▶ Activity:
For each line of the listing that holds "style", show the full line.
BEGIN Input
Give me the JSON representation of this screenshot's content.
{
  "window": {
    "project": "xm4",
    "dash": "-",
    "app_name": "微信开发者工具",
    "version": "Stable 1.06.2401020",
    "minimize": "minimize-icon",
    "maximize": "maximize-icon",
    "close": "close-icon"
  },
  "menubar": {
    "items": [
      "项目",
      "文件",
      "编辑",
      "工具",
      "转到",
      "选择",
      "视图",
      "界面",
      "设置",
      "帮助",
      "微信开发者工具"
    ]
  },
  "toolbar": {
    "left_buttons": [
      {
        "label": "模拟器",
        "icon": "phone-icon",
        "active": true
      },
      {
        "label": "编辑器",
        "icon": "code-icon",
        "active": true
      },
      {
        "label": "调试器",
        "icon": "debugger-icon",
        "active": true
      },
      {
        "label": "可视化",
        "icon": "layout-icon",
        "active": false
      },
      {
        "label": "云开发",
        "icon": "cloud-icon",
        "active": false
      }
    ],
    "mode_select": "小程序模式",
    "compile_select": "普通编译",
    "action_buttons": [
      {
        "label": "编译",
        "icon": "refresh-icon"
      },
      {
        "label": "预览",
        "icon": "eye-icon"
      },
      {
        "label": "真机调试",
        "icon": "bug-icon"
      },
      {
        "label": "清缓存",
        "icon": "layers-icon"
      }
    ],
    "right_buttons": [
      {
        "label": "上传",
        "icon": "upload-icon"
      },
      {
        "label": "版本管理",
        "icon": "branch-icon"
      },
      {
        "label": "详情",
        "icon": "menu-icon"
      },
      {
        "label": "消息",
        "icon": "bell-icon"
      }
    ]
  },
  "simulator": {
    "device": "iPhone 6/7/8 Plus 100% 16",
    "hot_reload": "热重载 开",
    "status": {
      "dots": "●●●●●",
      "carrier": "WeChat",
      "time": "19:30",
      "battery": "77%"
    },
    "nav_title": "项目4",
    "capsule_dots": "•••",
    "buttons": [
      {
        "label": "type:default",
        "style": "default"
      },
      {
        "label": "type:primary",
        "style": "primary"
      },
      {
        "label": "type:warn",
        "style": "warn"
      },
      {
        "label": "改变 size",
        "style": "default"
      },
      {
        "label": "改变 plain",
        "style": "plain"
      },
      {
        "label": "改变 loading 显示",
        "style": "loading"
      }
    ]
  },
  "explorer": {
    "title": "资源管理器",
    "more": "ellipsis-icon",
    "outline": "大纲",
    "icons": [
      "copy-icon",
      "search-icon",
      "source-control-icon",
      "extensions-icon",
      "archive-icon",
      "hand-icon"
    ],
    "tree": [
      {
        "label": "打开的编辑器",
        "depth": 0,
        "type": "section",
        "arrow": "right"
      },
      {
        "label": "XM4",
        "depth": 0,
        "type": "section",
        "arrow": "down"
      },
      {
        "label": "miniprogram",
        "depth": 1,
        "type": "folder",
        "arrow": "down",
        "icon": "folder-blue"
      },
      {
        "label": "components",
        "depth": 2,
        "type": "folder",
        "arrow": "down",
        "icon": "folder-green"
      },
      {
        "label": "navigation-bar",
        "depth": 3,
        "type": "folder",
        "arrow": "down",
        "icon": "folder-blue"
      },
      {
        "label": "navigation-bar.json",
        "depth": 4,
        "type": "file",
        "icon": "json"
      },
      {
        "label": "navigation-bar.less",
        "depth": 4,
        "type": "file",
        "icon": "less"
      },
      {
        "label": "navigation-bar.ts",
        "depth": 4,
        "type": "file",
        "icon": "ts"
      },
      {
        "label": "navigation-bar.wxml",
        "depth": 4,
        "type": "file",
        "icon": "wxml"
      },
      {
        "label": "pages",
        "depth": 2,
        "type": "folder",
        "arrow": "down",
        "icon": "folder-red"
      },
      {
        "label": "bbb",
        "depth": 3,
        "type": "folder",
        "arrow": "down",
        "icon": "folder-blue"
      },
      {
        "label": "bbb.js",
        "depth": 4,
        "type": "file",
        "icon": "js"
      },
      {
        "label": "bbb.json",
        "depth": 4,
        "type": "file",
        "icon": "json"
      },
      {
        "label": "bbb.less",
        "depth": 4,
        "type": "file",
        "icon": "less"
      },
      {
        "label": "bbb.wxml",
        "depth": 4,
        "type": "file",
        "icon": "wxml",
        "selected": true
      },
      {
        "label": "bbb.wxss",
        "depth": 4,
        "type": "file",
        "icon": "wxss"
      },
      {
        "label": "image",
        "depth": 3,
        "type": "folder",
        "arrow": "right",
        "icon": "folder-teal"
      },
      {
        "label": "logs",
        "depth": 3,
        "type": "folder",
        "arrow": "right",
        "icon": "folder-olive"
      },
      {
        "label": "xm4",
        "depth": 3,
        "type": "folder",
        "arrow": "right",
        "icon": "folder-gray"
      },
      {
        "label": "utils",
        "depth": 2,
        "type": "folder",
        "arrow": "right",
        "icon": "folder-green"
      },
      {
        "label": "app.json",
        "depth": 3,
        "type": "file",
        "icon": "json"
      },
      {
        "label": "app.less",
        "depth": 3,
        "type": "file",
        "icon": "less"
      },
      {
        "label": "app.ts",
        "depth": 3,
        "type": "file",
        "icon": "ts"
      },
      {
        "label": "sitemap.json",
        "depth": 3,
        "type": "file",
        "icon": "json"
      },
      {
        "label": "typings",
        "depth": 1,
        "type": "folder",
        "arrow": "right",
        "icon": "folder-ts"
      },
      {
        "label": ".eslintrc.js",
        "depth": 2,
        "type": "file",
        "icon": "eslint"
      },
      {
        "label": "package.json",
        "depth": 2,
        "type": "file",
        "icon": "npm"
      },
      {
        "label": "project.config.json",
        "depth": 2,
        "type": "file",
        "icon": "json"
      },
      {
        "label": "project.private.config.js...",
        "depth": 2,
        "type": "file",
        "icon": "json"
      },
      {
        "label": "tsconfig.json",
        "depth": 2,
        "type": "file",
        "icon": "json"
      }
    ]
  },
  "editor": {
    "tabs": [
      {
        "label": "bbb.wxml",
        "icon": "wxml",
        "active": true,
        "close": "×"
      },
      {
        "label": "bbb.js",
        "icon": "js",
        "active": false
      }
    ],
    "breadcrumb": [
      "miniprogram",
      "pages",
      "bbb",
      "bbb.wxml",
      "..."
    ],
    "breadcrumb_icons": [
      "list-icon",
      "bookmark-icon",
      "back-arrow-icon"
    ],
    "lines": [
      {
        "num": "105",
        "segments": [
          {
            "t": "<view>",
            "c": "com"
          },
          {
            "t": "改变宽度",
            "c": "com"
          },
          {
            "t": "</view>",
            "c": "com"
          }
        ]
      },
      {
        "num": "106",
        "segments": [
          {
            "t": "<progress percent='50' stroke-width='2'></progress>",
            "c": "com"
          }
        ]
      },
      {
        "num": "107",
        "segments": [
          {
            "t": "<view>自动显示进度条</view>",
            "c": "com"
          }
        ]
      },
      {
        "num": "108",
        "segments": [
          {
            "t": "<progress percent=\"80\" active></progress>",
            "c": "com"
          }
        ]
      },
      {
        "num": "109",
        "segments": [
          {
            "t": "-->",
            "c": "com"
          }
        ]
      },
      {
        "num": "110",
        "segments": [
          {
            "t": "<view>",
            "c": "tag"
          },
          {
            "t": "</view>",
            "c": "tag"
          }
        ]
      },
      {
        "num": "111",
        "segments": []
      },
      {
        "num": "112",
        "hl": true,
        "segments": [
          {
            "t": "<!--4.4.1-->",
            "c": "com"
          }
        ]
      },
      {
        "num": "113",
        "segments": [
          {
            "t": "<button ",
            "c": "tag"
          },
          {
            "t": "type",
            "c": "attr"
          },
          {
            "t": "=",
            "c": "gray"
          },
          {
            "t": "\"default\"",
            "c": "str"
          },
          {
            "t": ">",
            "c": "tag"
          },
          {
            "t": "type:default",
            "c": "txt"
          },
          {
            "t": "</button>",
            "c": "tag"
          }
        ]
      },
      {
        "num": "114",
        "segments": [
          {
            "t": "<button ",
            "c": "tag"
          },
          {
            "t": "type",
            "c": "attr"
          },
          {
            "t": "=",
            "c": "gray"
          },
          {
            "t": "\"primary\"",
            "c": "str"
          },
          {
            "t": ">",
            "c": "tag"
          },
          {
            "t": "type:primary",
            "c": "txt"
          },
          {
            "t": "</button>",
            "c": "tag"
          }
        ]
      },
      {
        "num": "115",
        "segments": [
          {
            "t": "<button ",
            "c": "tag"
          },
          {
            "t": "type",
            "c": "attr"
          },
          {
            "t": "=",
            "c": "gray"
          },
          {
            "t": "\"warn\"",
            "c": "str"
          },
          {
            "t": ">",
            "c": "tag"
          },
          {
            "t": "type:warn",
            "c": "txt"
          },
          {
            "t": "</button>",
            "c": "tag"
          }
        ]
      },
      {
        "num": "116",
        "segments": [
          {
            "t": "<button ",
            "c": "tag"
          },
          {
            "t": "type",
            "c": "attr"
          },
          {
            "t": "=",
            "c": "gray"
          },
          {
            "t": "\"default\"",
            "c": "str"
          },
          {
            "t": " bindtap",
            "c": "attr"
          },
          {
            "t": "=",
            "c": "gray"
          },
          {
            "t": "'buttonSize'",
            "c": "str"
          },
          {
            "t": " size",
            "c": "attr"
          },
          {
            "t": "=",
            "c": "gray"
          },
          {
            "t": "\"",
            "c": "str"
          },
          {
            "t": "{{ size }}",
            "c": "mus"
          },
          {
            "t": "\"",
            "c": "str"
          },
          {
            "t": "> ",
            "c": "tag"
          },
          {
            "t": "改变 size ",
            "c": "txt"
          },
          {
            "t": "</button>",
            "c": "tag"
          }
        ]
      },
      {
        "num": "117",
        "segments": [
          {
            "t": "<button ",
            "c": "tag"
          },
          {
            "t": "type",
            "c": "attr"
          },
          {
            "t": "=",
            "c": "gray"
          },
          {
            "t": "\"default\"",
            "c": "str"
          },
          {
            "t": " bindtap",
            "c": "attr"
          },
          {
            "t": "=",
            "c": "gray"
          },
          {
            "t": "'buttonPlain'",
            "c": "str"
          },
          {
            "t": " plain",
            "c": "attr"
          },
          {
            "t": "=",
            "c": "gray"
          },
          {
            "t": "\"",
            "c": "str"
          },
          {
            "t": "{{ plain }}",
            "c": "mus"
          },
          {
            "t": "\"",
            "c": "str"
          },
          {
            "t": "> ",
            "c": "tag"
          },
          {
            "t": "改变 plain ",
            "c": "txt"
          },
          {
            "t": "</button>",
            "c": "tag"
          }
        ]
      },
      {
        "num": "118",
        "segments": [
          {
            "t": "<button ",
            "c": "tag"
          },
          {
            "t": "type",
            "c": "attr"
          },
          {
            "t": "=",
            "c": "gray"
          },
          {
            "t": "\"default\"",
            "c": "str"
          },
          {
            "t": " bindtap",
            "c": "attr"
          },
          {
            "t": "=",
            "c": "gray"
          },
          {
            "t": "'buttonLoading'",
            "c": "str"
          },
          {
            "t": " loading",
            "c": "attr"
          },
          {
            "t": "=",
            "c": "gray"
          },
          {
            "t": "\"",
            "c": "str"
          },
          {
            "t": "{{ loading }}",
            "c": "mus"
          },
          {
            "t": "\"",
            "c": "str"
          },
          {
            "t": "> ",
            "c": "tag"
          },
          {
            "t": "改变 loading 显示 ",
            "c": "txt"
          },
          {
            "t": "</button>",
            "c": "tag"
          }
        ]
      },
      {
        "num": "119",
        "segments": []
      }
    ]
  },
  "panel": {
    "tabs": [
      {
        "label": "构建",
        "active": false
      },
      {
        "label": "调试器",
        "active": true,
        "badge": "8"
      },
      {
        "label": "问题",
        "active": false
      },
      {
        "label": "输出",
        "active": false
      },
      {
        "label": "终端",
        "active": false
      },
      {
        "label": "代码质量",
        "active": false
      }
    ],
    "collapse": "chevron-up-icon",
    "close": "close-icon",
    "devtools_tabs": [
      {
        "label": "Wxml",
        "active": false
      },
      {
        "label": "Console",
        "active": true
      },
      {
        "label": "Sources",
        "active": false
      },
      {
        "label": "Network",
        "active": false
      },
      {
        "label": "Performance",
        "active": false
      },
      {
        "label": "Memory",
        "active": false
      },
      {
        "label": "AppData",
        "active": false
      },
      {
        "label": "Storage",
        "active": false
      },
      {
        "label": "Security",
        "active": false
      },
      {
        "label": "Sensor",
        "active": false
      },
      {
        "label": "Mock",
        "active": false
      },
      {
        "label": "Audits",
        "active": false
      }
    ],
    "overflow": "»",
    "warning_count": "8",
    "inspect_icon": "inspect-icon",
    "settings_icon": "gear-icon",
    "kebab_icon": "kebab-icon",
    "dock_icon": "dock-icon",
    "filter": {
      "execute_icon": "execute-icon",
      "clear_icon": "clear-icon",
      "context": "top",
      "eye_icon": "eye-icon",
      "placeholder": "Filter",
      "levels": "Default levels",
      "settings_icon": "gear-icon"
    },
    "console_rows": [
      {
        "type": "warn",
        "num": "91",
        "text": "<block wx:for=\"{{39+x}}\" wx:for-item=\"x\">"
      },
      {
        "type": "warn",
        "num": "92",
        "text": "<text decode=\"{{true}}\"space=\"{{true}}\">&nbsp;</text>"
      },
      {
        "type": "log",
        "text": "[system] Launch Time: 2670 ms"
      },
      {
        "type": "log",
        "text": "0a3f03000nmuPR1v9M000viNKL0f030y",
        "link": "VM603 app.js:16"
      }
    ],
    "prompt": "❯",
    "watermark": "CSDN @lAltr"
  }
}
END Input
▶ Task response:
        "style": "default"
        "style": "primary"
        "style": "warn"
        "style": "default"
        "style": "plain"
        "style": "loading"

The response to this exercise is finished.